▶ What this task involves
Look below and pull out each line with the word "JSON".

▶ Material provided
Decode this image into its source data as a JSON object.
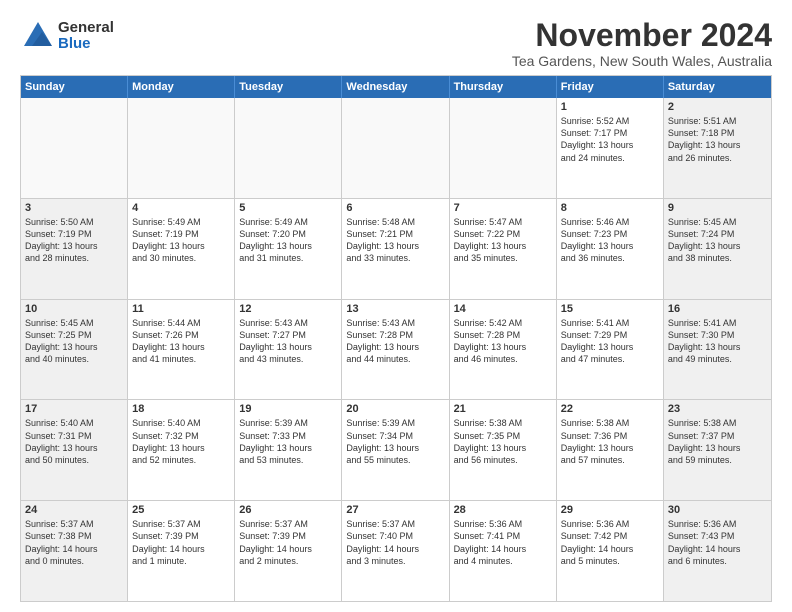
{
  "logo": {
    "general": "General",
    "blue": "Blue"
  },
  "title": "November 2024",
  "subtitle": "Tea Gardens, New South Wales, Australia",
  "days_header": [
    "Sunday",
    "Monday",
    "Tuesday",
    "Wednesday",
    "Thursday",
    "Friday",
    "Saturday"
  ],
  "weeks": [
    [
      {
        "day": "",
        "info": ""
      },
      {
        "day": "",
        "info": ""
      },
      {
        "day": "",
        "info": ""
      },
      {
        "day": "",
        "info": ""
      },
      {
        "day": "",
        "info": ""
      },
      {
        "day": "1",
        "info": "Sunrise: 5:52 AM\nSunset: 7:17 PM\nDaylight: 13 hours\nand 24 minutes."
      },
      {
        "day": "2",
        "info": "Sunrise: 5:51 AM\nSunset: 7:18 PM\nDaylight: 13 hours\nand 26 minutes."
      }
    ],
    [
      {
        "day": "3",
        "info": "Sunrise: 5:50 AM\nSunset: 7:19 PM\nDaylight: 13 hours\nand 28 minutes."
      },
      {
        "day": "4",
        "info": "Sunrise: 5:49 AM\nSunset: 7:19 PM\nDaylight: 13 hours\nand 30 minutes."
      },
      {
        "day": "5",
        "info": "Sunrise: 5:49 AM\nSunset: 7:20 PM\nDaylight: 13 hours\nand 31 minutes."
      },
      {
        "day": "6",
        "info": "Sunrise: 5:48 AM\nSunset: 7:21 PM\nDaylight: 13 hours\nand 33 minutes."
      },
      {
        "day": "7",
        "info": "Sunrise: 5:47 AM\nSunset: 7:22 PM\nDaylight: 13 hours\nand 35 minutes."
      },
      {
        "day": "8",
        "info": "Sunrise: 5:46 AM\nSunset: 7:23 PM\nDaylight: 13 hours\nand 36 minutes."
      },
      {
        "day": "9",
        "info": "Sunrise: 5:45 AM\nSunset: 7:24 PM\nDaylight: 13 hours\nand 38 minutes."
      }
    ],
    [
      {
        "day": "10",
        "info": "Sunrise: 5:45 AM\nSunset: 7:25 PM\nDaylight: 13 hours\nand 40 minutes."
      },
      {
        "day": "11",
        "info": "Sunrise: 5:44 AM\nSunset: 7:26 PM\nDaylight: 13 hours\nand 41 minutes."
      },
      {
        "day": "12",
        "info": "Sunrise: 5:43 AM\nSunset: 7:27 PM\nDaylight: 13 hours\nand 43 minutes."
      },
      {
        "day": "13",
        "info": "Sunrise: 5:43 AM\nSunset: 7:28 PM\nDaylight: 13 hours\nand 44 minutes."
      },
      {
        "day": "14",
        "info": "Sunrise: 5:42 AM\nSunset: 7:28 PM\nDaylight: 13 hours\nand 46 minutes."
      },
      {
        "day": "15",
        "info": "Sunrise: 5:41 AM\nSunset: 7:29 PM\nDaylight: 13 hours\nand 47 minutes."
      },
      {
        "day": "16",
        "info": "Sunrise: 5:41 AM\nSunset: 7:30 PM\nDaylight: 13 hours\nand 49 minutes."
      }
    ],
    [
      {
        "day": "17",
        "info": "Sunrise: 5:40 AM\nSunset: 7:31 PM\nDaylight: 13 hours\nand 50 minutes."
      },
      {
        "day": "18",
        "info": "Sunrise: 5:40 AM\nSunset: 7:32 PM\nDaylight: 13 hours\nand 52 minutes."
      },
      {
        "day": "19",
        "info": "Sunrise: 5:39 AM\nSunset: 7:33 PM\nDaylight: 13 hours\nand 53 minutes."
      },
      {
        "day": "20",
        "info": "Sunrise: 5:39 AM\nSunset: 7:34 PM\nDaylight: 13 hours\nand 55 minutes."
      },
      {
        "day": "21",
        "info": "Sunrise: 5:38 AM\nSunset: 7:35 PM\nDaylight: 13 hours\nand 56 minutes."
      },
      {
        "day": "22",
        "info": "Sunrise: 5:38 AM\nSunset: 7:36 PM\nDaylight: 13 hours\nand 57 minutes."
      },
      {
        "day": "23",
        "info": "Sunrise: 5:38 AM\nSunset: 7:37 PM\nDaylight: 13 hours\nand 59 minutes."
      }
    ],
    [
      {
        "day": "24",
        "info": "Sunrise: 5:37 AM\nSunset: 7:38 PM\nDaylight: 14 hours\nand 0 minutes."
      },
      {
        "day": "25",
        "info": "Sunrise: 5:37 AM\nSunset: 7:39 PM\nDaylight: 14 hours\nand 1 minute."
      },
      {
        "day": "26",
        "info": "Sunrise: 5:37 AM\nSunset: 7:39 PM\nDaylight: 14 hours\nand 2 minutes."
      },
      {
        "day": "27",
        "info": "Sunrise: 5:37 AM\nSunset: 7:40 PM\nDaylight: 14 hours\nand 3 minutes."
      },
      {
        "day": "28",
        "info": "Sunrise: 5:36 AM\nSunset: 7:41 PM\nDaylight: 14 hours\nand 4 minutes."
      },
      {
        "day": "29",
        "info": "Sunrise: 5:36 AM\nSunset: 7:42 PM\nDaylight: 14 hours\nand 5 minutes."
      },
      {
        "day": "30",
        "info": "Sunrise: 5:36 AM\nSunset: 7:43 PM\nDaylight: 14 hours\nand 6 minutes."
      }
    ]
  ],
  "weekend_cols": [
    0,
    6
  ]
}
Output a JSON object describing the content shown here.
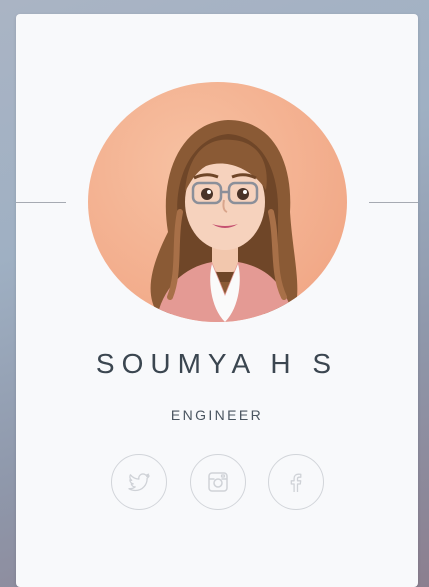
{
  "profile": {
    "name": "SOUMYA H S",
    "title": "ENGINEER"
  },
  "socials": [
    {
      "icon": "twitter-icon"
    },
    {
      "icon": "instagram-icon"
    },
    {
      "icon": "facebook-icon"
    }
  ],
  "colors": {
    "card_background": "#f8f9fb",
    "text": "#3b4650",
    "avatar_background": "#f2ab8a",
    "icon_stroke": "#d2d5da"
  }
}
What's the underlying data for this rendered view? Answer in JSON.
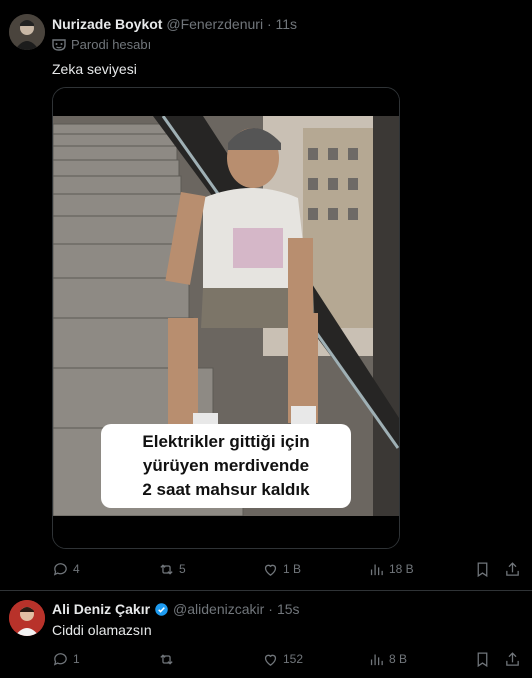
{
  "tweet1": {
    "name": "Nurizade Boykot",
    "handle": "@Fenerzdenuri",
    "separator": "·",
    "time": "11s",
    "parody_label": "Parodi hesabı",
    "text": "Zeka seviyesi",
    "media_caption": [
      "Elektrikler gittiği için",
      "yürüyen merdivende",
      "2 saat mahsur kaldık"
    ],
    "replies": "4",
    "retweets": "5",
    "likes": "1 B",
    "views": "18 B"
  },
  "tweet2": {
    "name": "Ali Deniz Çakır",
    "handle": "@alidenizcakir",
    "separator": "·",
    "time": "15s",
    "text": "Ciddi olamazsın",
    "replies": "1",
    "retweets": "",
    "likes": "152",
    "views": "8 B"
  },
  "colors": {
    "background": "#000000",
    "muted": "#71767b",
    "verified": "#1d9bf0",
    "divider": "#2f3336"
  }
}
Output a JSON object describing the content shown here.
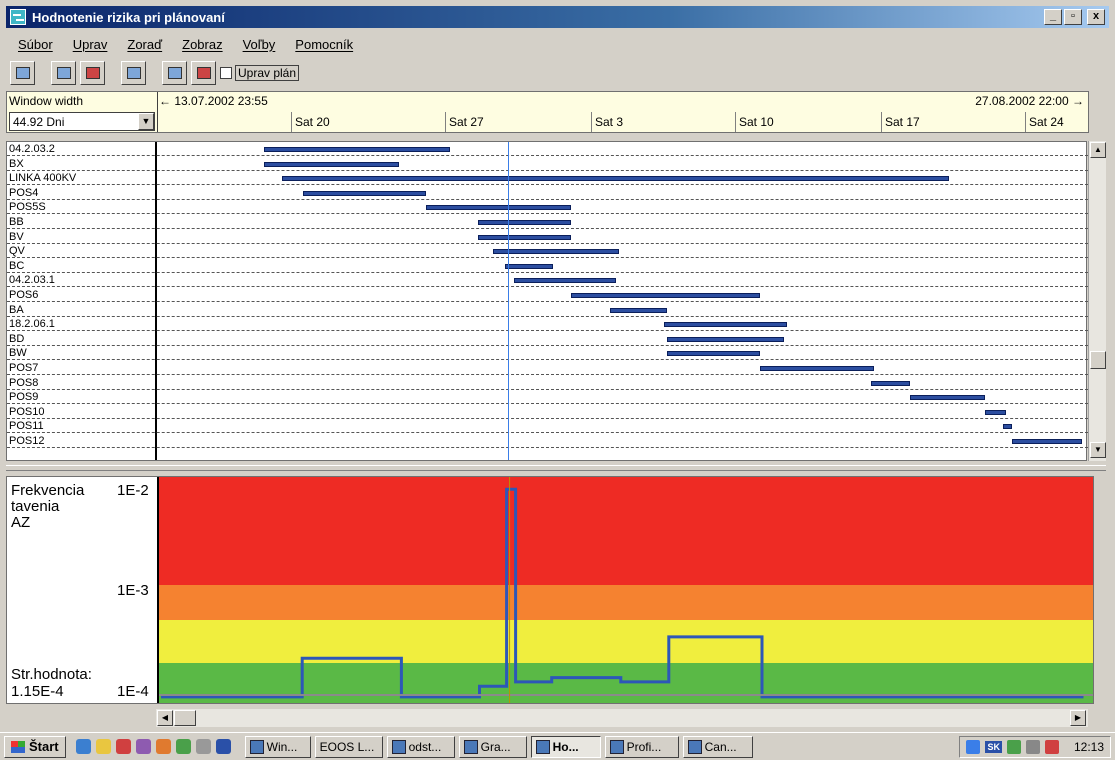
{
  "window": {
    "title": "Hodnotenie rizika pri plánovaní",
    "btn_min": "_",
    "btn_max": "▫",
    "btn_close": "x"
  },
  "menu": [
    "Súbor",
    "Uprav",
    "Zoraď",
    "Zobraz",
    "Voľby",
    "Pomocník"
  ],
  "toolbar": {
    "checkbox_label": "Uprav plán",
    "checkbox_checked": false
  },
  "timeline": {
    "window_width_label": "Window width",
    "window_width_value": "44.92 Dni",
    "start_text": "← 13.07.2002 23:55",
    "end_text": "27.08.2002 22:00 →",
    "ticks": [
      "Sat 20",
      "Sat 27",
      "Sat 3",
      "Sat 10",
      "Sat 17",
      "Sat 24"
    ]
  },
  "tasks": [
    {
      "name": "04.2.03.2",
      "start": 3.5,
      "end": 9.7
    },
    {
      "name": "BX",
      "start": 3.5,
      "end": 8.0
    },
    {
      "name": "LINKA 400KV",
      "start": 4.1,
      "end": 26.3
    },
    {
      "name": "POS4",
      "start": 4.8,
      "end": 8.9
    },
    {
      "name": "POS5S",
      "start": 8.9,
      "end": 13.7
    },
    {
      "name": "BB",
      "start": 10.6,
      "end": 13.7
    },
    {
      "name": "BV",
      "start": 10.6,
      "end": 13.7
    },
    {
      "name": "QV",
      "start": 11.1,
      "end": 15.3
    },
    {
      "name": "BC",
      "start": 11.5,
      "end": 13.1
    },
    {
      "name": "04.2.03.1",
      "start": 11.8,
      "end": 15.2
    },
    {
      "name": "POS6",
      "start": 13.7,
      "end": 20.0
    },
    {
      "name": "BA",
      "start": 15.0,
      "end": 16.9
    },
    {
      "name": "18.2.06.1",
      "start": 16.8,
      "end": 20.9
    },
    {
      "name": "BD",
      "start": 16.9,
      "end": 20.8
    },
    {
      "name": "BW",
      "start": 16.9,
      "end": 20.0
    },
    {
      "name": "POS7",
      "start": 20.0,
      "end": 23.8
    },
    {
      "name": "POS8",
      "start": 23.7,
      "end": 25.0
    },
    {
      "name": "POS9",
      "start": 25.0,
      "end": 27.5
    },
    {
      "name": "POS10",
      "start": 27.5,
      "end": 28.2
    },
    {
      "name": "POS11",
      "start": 28.1,
      "end": 28.4
    },
    {
      "name": "POS12",
      "start": 28.4,
      "end": 30.7
    }
  ],
  "risk": {
    "label_title": "Frekvencia\ntavenia\nAZ",
    "label_1e2": "1E-2",
    "label_1e3": "1E-3",
    "label_1e4": "1E-4",
    "avg_label": "Str.hodnota:",
    "avg_value": "1.15E-4",
    "zone_colors": {
      "red": "#ee2b24",
      "orange": "#f58230",
      "yellow": "#f0ee3e",
      "green": "#5ab946"
    },
    "profile": [
      {
        "t": 0.0,
        "v": 0.01
      },
      {
        "t": 4.7,
        "v": 0.01
      },
      {
        "t": 4.7,
        "v": 0.19
      },
      {
        "t": 8.0,
        "v": 0.19
      },
      {
        "t": 8.0,
        "v": 0.01
      },
      {
        "t": 10.6,
        "v": 0.01
      },
      {
        "t": 10.6,
        "v": 0.06
      },
      {
        "t": 11.5,
        "v": 0.06
      },
      {
        "t": 11.5,
        "v": 0.98
      },
      {
        "t": 11.8,
        "v": 0.98
      },
      {
        "t": 11.8,
        "v": 0.08
      },
      {
        "t": 13.0,
        "v": 0.08
      },
      {
        "t": 13.0,
        "v": 0.1
      },
      {
        "t": 15.3,
        "v": 0.1
      },
      {
        "t": 15.3,
        "v": 0.08
      },
      {
        "t": 16.9,
        "v": 0.08
      },
      {
        "t": 16.9,
        "v": 0.29
      },
      {
        "t": 20.0,
        "v": 0.29
      },
      {
        "t": 20.0,
        "v": 0.01
      },
      {
        "t": 30.7,
        "v": 0.01
      }
    ]
  },
  "taskbar": {
    "start_label": "Štart",
    "tasks": [
      "Win...",
      "EOOS L...",
      "odst...",
      "Gra...",
      "Ho...",
      "Profi...",
      "Can..."
    ],
    "active_task": "Ho...",
    "tray_lang": "SK",
    "clock": "12:13"
  }
}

▶ Result
Decode this image into its source data as a JSON object.
Output a JSON object describing the content shown here.
What's the underlying data for this rendered view? Answer in JSON.
Output a JSON object describing the content shown here.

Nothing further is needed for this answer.